By Mondipa Fouzder >> Solicitors are still struggling to get on the bench, with numbers falling over the past year, according to the latest judicial diversity statistics. Figures published by the Courts and Tribunals Judiciary today show that solicitors accounted for 1,098 judges as at 1 April – compared with 1,154 last year.

Nearly eight in 10 solicitors are district judges sitting in the county court. Only one solicitor is a High Court judge. The population of barrister judges is 2,090, of which 105 sit in the High Court.

Although overall figures suggest that the proportion of female, and black and minority ethnic judges will increase over time, the numbers show only small progress.

The number of female Court of Appeal judges remains the same as last year, at eight out of 39. In the High Court, 22 of 106 judges are women, compared with 21 last year.

The number of female circuit judges has increased from 146 last year to 160 this year.

Women account for 51% of the 85 courts judges under the age of 40, compared with 53% last year. However, 64% of tribunal judges under the age of 40 are women, compared to 56% last year.

The percentage of court judges who identify as black, Asian and minority ethnic is 5% – one percentage point down on last year. The figure remains stable, at 9%, in tribunals.

The proportion of BAME judges under the age of 40 is 8% in courts, compared with 6% last year; and 14% in tribunals, compared to 15% last year.

Lord Thomas of Cwmgiedd, the lord chief justice, said the increase in the overall percentage of female judges was encouraging. An increase in the percentage of BAME judges under the age of 50 also ‘provides some encouragement for the future’, he added.

‘However, we are disappointed that there has been no improvement in either courts of tribunals in the total percentage of judges from a BAME background. This is an area of concern and one where the [Judicial Diversity Committee of the Judges’ Council] will be considering what more needs to be done.’

A progress report from the committee shows that a judicial work shadowing scheme, set up in 1999, is particularly popular among solicitors, with district judge (civil) being the most popular role to shadow.

Other intiatives include networking events, a judicial role models scheme and a pilot support programme to provide a new route to the High Court.

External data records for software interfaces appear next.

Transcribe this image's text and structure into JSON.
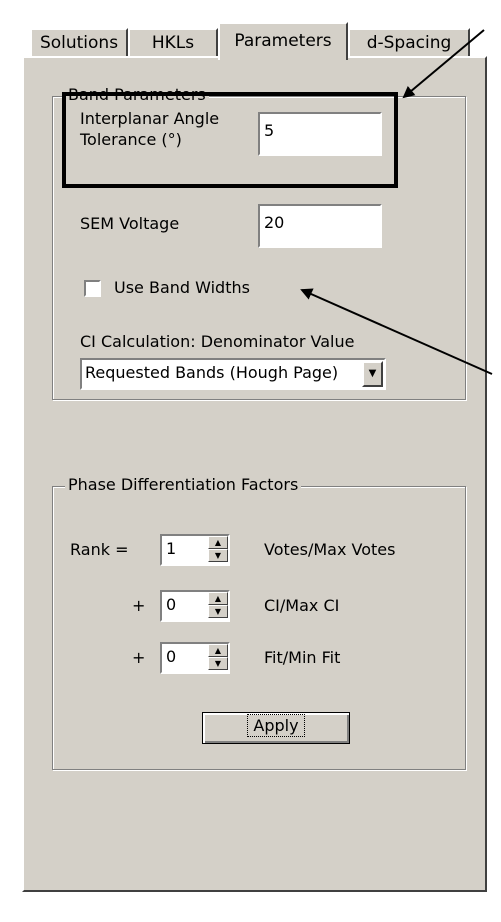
{
  "tabs": [
    {
      "label": "Solutions"
    },
    {
      "label": "HKLs"
    },
    {
      "label": "Parameters"
    },
    {
      "label": "d-Spacing"
    }
  ],
  "band_parameters": {
    "title": "Band Parameters",
    "angle_label_line1": "Interplanar Angle",
    "angle_label_line2": "Tolerance (°)",
    "angle_value": "5",
    "voltage_label": "SEM Voltage",
    "voltage_value": "20",
    "use_band_widths_label": "Use Band Widths",
    "use_band_widths_checked": false,
    "ci_label": "CI Calculation: Denominator Value",
    "ci_selected": "Requested Bands (Hough Page)"
  },
  "phase_differentiation": {
    "title": "Phase Differentiation Factors",
    "rank_label": "Rank =",
    "rows": [
      {
        "prefix": "",
        "value": "1",
        "label": "Votes/Max Votes"
      },
      {
        "prefix": "+",
        "value": "0",
        "label": "CI/Max CI"
      },
      {
        "prefix": "+",
        "value": "0",
        "label": "Fit/Min Fit"
      }
    ],
    "apply_label": "Apply"
  },
  "colors": {
    "face": "#d4d0c8",
    "shadow": "#808080",
    "highlight": "#ffffff"
  }
}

Court of Appeal judge Lady Justice Hallett, in an introduction to the report, said the judiciary had long been engaged in activities designed to improve diversity but the establishment of the diversity committee by Lord Thomas ‘has provided an increased focus for our work’.

(Courtesy: Law Soceity Gazette)